* _Action item_:
Every line that contains the word "title" should be copied from the records below.
* * * * * * *
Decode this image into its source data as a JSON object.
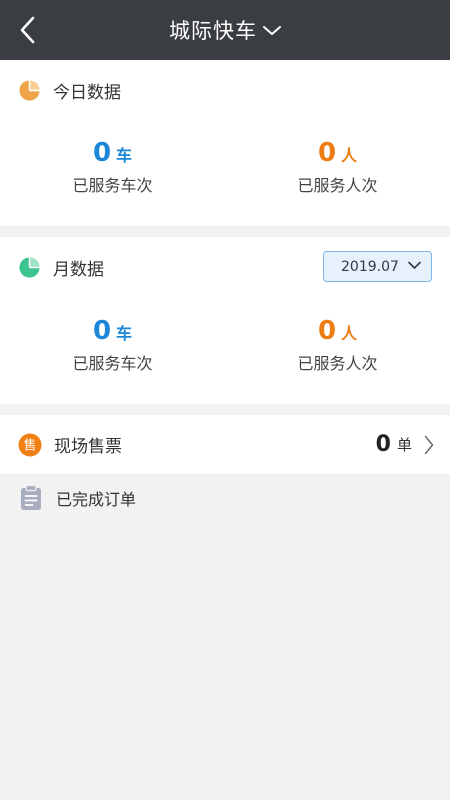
{
  "navbar": {
    "title": "城际快车",
    "back_icon": "back-chevron-icon",
    "dropdown_icon": "chevron-down-icon",
    "background": "#3a3d42"
  },
  "today": {
    "title": "今日数据",
    "icon": "pie-chart-icon",
    "icon_color": "#f0a44a",
    "stats": [
      {
        "value": "0",
        "unit": "车",
        "caption": "已服务车次",
        "color": "#1b87d6"
      },
      {
        "value": "0",
        "unit": "人",
        "caption": "已服务人次",
        "color": "#ed7d12"
      }
    ]
  },
  "month": {
    "title": "月数据",
    "icon": "pie-chart-icon",
    "icon_color": "#3cc48f",
    "selected_month": "2019.07",
    "stats": [
      {
        "value": "0",
        "unit": "车",
        "caption": "已服务车次",
        "color": "#1b87d6"
      },
      {
        "value": "0",
        "unit": "人",
        "caption": "已服务人次",
        "color": "#ed7d12"
      }
    ]
  },
  "ticket": {
    "title": "现场售票",
    "badge": "售",
    "count": "0",
    "unit": "单",
    "icon_color": "#f07f14"
  },
  "orders": {
    "title": "已完成订单",
    "icon": "clipboard-icon"
  }
}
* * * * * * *
* _Answer for this exercise_:
    "title": "城际快车",
    "title": "今日数据",
    "title": "月数据",
    "title": "现场售票",
    "title": "已完成订单",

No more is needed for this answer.